  39. 39. Link Layer Security
  40. 40. Link Layer Security ● Specified by IEEE 802.15.4 ● It defines confidentiality (AES-CTR), integrity (AES CBC-MAC) and encryption and authentication (AES CCM) security suites ● Key handling, key exchange, roll over, etc is not defined ● Tested Linux against Linux and Contiki 3.0 ● No way to test against RIOT as they have no LLSEC support right now
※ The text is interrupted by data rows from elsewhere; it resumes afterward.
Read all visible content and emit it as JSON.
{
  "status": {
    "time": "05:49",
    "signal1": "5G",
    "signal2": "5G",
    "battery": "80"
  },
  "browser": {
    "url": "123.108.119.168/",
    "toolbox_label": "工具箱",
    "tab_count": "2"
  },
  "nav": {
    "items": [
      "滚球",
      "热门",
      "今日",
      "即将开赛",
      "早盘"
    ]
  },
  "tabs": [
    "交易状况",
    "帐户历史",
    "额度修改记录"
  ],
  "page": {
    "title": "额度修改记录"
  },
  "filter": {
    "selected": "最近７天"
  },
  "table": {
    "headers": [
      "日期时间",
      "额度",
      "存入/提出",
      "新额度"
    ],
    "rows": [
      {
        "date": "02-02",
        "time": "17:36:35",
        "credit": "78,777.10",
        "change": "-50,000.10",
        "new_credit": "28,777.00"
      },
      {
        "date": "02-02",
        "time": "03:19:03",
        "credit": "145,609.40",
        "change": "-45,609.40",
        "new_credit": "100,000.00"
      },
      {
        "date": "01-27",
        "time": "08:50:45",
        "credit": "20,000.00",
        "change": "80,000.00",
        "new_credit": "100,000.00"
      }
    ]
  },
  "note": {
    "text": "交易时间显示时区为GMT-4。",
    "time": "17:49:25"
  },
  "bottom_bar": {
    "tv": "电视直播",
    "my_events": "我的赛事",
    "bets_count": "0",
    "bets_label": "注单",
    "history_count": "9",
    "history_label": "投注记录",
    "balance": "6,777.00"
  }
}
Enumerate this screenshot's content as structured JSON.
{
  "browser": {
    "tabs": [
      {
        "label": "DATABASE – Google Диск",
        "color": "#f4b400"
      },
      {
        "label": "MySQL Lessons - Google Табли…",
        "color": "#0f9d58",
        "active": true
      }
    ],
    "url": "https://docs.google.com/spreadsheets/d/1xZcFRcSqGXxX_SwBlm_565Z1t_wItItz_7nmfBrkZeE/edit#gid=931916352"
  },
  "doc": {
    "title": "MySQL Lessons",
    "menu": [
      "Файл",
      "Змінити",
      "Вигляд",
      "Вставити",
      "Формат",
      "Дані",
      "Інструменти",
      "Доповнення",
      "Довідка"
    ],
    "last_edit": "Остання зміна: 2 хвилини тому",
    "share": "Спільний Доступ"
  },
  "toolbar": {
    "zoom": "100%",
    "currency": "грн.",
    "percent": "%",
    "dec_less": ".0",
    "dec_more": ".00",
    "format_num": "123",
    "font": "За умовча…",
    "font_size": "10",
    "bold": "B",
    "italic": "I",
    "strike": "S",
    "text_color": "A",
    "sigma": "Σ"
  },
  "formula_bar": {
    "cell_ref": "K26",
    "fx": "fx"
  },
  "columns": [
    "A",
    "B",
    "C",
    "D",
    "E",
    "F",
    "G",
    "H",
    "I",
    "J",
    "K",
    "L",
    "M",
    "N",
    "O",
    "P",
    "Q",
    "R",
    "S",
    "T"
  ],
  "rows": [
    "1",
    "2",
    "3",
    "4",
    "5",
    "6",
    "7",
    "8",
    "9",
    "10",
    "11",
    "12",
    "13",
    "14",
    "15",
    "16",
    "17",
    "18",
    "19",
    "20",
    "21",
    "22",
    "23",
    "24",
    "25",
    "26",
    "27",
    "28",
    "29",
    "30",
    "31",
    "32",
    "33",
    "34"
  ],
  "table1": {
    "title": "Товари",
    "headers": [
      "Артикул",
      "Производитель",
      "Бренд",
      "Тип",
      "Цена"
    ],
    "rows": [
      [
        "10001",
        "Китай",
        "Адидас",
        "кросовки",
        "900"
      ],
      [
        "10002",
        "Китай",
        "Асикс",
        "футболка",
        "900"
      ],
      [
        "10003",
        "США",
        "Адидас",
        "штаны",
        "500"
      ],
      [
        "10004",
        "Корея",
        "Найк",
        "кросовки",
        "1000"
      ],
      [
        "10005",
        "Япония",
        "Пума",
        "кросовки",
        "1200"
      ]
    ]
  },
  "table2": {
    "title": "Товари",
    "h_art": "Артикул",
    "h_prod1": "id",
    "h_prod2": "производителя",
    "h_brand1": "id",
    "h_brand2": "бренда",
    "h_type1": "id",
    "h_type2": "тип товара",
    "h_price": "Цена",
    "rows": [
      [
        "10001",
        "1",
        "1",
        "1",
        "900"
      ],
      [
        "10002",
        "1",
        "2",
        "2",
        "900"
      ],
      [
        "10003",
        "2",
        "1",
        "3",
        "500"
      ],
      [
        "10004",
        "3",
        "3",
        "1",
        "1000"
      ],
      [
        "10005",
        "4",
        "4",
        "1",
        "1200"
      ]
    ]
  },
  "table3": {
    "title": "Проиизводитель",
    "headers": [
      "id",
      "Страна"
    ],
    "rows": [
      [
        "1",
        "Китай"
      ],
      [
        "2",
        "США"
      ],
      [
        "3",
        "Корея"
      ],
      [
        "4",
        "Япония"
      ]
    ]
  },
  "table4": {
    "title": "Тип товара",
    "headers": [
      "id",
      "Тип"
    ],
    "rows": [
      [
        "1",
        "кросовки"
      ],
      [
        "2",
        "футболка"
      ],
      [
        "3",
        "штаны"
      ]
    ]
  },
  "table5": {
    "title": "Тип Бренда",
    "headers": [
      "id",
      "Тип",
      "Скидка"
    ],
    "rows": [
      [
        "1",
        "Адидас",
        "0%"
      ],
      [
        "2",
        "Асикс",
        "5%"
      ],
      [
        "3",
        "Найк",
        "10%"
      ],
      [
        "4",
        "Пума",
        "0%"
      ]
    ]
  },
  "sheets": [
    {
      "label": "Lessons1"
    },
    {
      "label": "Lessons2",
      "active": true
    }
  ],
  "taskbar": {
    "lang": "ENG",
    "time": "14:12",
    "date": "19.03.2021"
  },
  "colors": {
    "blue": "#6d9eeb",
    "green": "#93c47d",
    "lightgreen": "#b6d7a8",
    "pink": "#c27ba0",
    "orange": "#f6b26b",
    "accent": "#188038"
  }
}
  41. 41. LLSEC Linux-wpan ● Needs the llsec branch in wpan-tools for configuration ● CONFIG_IEEE802154_NL802154_EXPERIMENTAL $ iwpan dev wpan0 set security 1 $ iwpan dev wpan0 key add 2 $KEY 0 $PANID 3 $EXTADDR $ iwpan dev wpan0 seclevel add 0xff 2 0 $ iwpan dev wpan0 device add 0 $PANID $SHORTADDR $EXTADDR 0 0
  42. 42. LLSEC Contiki 3.0 ● You need the following Contiki build options configured in your project-conf.h to make use of LLSEC with network wide key: #define NETSTACK_CONF_LLSEC noncoresec_driver #define LLSEC802154_CONF_SECURITY_LEVEL FRAME802154_SECURITY_LEVEL_ENC_MIC_32 #define NONCORESEC_CONF_KEY { 0x00, 0x01, 0x02, 0x03, 0x04, 0x05, 0x06, 0x07, 0x08, 0x09, 0x0A, 0x0B, 0x0C, 0x0D, 0x0E, 0x0F, }

×